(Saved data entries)
Segment Open

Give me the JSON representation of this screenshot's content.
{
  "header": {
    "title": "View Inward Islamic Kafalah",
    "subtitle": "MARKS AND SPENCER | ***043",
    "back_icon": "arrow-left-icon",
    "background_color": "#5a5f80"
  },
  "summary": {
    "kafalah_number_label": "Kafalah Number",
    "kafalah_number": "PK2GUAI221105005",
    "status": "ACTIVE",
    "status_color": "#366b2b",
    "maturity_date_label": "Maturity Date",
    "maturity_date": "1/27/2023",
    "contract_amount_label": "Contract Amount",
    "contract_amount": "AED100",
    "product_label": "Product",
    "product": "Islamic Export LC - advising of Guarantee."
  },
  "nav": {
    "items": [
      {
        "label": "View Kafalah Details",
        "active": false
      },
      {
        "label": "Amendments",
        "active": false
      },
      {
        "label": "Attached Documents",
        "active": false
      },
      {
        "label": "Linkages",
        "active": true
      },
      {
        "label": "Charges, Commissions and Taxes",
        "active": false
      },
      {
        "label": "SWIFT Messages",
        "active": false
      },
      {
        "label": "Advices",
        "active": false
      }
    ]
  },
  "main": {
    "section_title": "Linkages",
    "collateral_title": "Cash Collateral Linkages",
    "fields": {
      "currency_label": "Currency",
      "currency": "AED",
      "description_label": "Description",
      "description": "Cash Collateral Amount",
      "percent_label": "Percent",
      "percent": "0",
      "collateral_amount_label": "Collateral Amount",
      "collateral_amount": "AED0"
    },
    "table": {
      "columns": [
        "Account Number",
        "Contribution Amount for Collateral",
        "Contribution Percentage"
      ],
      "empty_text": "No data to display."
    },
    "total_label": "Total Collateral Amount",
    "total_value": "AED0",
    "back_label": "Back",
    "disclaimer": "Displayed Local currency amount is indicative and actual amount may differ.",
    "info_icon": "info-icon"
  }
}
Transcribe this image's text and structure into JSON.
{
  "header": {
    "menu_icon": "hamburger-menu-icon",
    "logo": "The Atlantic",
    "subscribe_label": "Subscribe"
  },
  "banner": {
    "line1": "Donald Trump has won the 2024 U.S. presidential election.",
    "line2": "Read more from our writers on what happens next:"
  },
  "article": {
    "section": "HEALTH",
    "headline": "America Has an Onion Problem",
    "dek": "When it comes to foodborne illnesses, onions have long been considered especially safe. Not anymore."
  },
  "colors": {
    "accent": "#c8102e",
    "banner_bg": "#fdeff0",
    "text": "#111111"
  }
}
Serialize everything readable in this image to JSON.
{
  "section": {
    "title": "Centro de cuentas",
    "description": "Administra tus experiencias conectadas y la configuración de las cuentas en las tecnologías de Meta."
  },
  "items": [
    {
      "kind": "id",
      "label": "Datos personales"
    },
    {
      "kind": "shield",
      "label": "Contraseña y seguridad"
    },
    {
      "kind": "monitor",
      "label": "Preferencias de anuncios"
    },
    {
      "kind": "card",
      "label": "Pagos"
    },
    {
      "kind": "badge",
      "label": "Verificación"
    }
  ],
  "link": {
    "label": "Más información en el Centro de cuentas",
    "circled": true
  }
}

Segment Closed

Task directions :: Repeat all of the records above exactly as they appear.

Expected answer ::
Give me the JSON representation of this screenshot's content.
{
  "header": {
    "title": "View Inward Islamic Kafalah",
    "subtitle": "MARKS AND SPENCER | ***043",
    "back_icon": "arrow-left-icon",
    "background_color": "#5a5f80"
  },
  "summary": {
    "kafalah_number_label": "Kafalah Number",
    "kafalah_number": "PK2GUAI221105005",
    "status": "ACTIVE",
    "status_color": "#366b2b",
    "maturity_date_label": "Maturity Date",
    "maturity_date": "1/27/2023",
    "contract_amount_label": "Contract Amount",
    "contract_amount": "AED100",
    "product_label": "Product",
    "product": "Islamic Export LC - advising of Guarantee."
  },
  "nav": {
    "items": [
      {
        "label": "View Kafalah Details",
        "active": false
      },
      {
        "label": "Amendments",
        "active": false
      },
      {
        "label": "Attached Documents",
        "active": false
      },
      {
        "label": "Linkages",
        "active": true
      },
      {
        "label": "Charges, Commissions and Taxes",
        "active": false
      },
      {
        "label": "SWIFT Messages",
        "active": false
      },
      {
        "label": "Advices",
        "active": false
      }
    ]
  },
  "main": {
    "section_title": "Linkages",
    "collateral_title": "Cash Collateral Linkages",
    "fields": {
      "currency_label": "Currency",
      "currency": "AED",
      "description_label": "Description",
      "description": "Cash Collateral Amount",
      "percent_label": "Percent",
      "percent": "0",
      "collateral_amount_label": "Collateral Amount",
      "collateral_amount": "AED0"
    },
    "table": {
      "columns": [
        "Account Number",
        "Contribution Amount for Collateral",
        "Contribution Percentage"
      ],
      "empty_text": "No data to display."
    },
    "total_label": "Total Collateral Amount",
    "total_value": "AED0",
    "back_label": "Back",
    "disclaimer": "Displayed Local currency amount is indicative and actual amount may differ.",
    "info_icon": "info-icon"
  }
}
Transcribe this image's text and structure into JSON.
{
  "header": {
    "menu_icon": "hamburger-menu-icon",
    "logo": "The Atlantic",
    "subscribe_label": "Subscribe"
  },
  "banner": {
    "line1": "Donald Trump has won the 2024 U.S. presidential election.",
    "line2": "Read more from our writers on what happens next:"
  },
  "article": {
    "section": "HEALTH",
    "headline": "America Has an Onion Problem",
    "dek": "When it comes to foodborne illnesses, onions have long been considered especially safe. Not anymore."
  },
  "colors": {
    "accent": "#c8102e",
    "banner_bg": "#fdeff0",
    "text": "#111111"
  }
}
Serialize everything readable in this image to JSON.
{
  "section": {
    "title": "Centro de cuentas",
    "description": "Administra tus experiencias conectadas y la configuración de las cuentas en las tecnologías de Meta."
  },
  "items": [
    {
      "kind": "id",
      "label": "Datos personales"
    },
    {
      "kind": "shield",
      "label": "Contraseña y seguridad"
    },
    {
      "kind": "monitor",
      "label": "Preferencias de anuncios"
    },
    {
      "kind": "card",
      "label": "Pagos"
    },
    {
      "kind": "badge",
      "label": "Verificación"
    }
  ],
  "link": {
    "label": "Más información en el Centro de cuentas",
    "circled": true
  }
}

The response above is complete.